The room is yellow. The shade of yellow an elder picks for the home because it's warm and inviting. She just thinks it makes the room look faded and an even less desirable place to dwell.
The more she thinks about it she decides yellow is her least favorite color. Her need to leave the room grows substantially and she notices again the complete bareness of the walls. She blinks and a single piece of furniture remains in the room. A small bed adorned with a think blanket and flat pillow, it looks cold, uninviting.
Unwilling to see what disappears next from the room, she turns to face what she had been leaning against, a full glass wall.
Beyond the glass is a garden, a simple garden with sunset orange flowers that have been well tended to and a small willow that casts a corner of the grass into a comfortable shade. A walkway of smooth beach stones leads in a wide circle around the flowers, it makes its way to and beyond a high wooden fence, enclosing the garden like a secret oasis.
From behind the glass she can feel the rays of the sun warming her cheeks. For days it seems she has been trapped in this room, blissfully wishing she could feel the full heat of the sun toast her skin. She envies those stupid, beautiful flowers. She's stared at them for so long that when she closes her eyes she can still see the patch under the tree, just the right size for her to stretch out and relax out of the sun.
She blinks again and her room is thrown into darkness, her lights have gone and the only light she has is the sun shining through the glass. She's not bothered by the loss of the lights. It's inconvenient to be constantly in a shadow, but it's nothing compared to being totally alone. She learned what alone really meant the day her door disappeared.
She had been staring at the garden, debating to herself whether it was worth the effort to go to it or to stay put. The flowers weren't that great, it was probably breezy, everything she could do outside could be done in her room.
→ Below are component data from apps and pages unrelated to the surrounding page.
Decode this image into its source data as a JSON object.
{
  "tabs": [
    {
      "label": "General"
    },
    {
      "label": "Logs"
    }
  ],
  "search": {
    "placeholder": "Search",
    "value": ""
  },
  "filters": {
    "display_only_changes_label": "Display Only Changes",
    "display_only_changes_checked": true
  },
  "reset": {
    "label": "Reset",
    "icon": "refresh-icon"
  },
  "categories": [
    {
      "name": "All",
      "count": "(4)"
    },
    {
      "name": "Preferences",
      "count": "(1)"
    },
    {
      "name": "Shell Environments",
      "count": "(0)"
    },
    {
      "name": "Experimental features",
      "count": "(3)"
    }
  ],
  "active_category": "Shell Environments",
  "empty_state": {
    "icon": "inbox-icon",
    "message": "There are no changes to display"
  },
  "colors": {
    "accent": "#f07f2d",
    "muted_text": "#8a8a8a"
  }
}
Only after she had decided that the garden could be overlooked did she notice that the door was gone. She of course banged and yelled and wept for help, but she was as trapped as she had allowed herself to be.
The slow loss of each comfort of the bedroom almost came as no surprise to her anymore.
It was only when the door was taken that the concept of the garden began to consume her. The thought of the being out there had started to become so grand that she could think of nothing to do besides stare at it and agonize over the desire to be a part of it. The flowers became amazing, the sun brighter, the clouds softer.
Every time she re-lived losing the door she cried and as her sadness grew the idea that one day she would be the only thing inhabiting the room scared her. She then stops and wonders what was stopping the glass from going. How long until the one fantastic glimmer of light in her life was snatched away and she would be left with only herself and a yellow wall where her garden once was.
She is terrified.
She cries out, hating the room for imprisoning her, hating everything she had that was gone, hating not leaving when she had the chance and being taunted for it, hating herself. The concept of not having that cold glass feels worse than dying. Never has she felt a greater want to be in that garden. Even for a second, long enough to expose her sense to it all, just to know she had been a part of it. Still crying, she hangs her head and rests it against the glass.
"I've been so blind"
A foreign scent, a cool gust of wind, a birds song. She takes a slow breath and opens her eyes.
A flower, one of the sunset orange flowers is a few inches from her face. Petals in full bloom, leaves open to catch the light, it seems to welcome her. She is in the garden, accompanied by the flowers, near the shade of the tree, surrounded by the fence, finally feeling the full warmth of the sun.
She straightens herself and kneels, treating herself to every angle of the garden she's never been able to see before. Looking at the blue sky she sees the clouds.
They're slightly grey, almost harsh and imposing against the blue.
In fact, she notices the trees leaves have already started to settle on the ground. And some of the flowers are much different than the others, some petals are damaged, leaves are diverse from one another. In the corner some have begun to wither and die.
Suddenly, she feels uncomfortable. The impression of the garden as a place of beauty is gone. She feels withdrawn from the other living things that are in their state of constant flux. The thought of being happy in the garden starts to feel unlikely. She falls onto her back, overwhelmed by the insane loss of control that exists here. Here the tree could change with the seasons. All of the flowers could wilt and die. The sky could open and pelt her with rain and she's be at it's mercy. In her room she was in complete control. Her life changed only as she did. When something was not required, it was taken and everything in that room happened for a reason.
The sun feels smothering and inescapable. She closes her eyes blocking the light, wanting familiarity.
From her bed she peers out the glass. The garden is still beautiful but now the imperfections are blatantly noticeable. She doesn't really feel the need to stare anymore. She blinks and the glass is gone, replaces by the ugly yellow wall.
And she's comforted.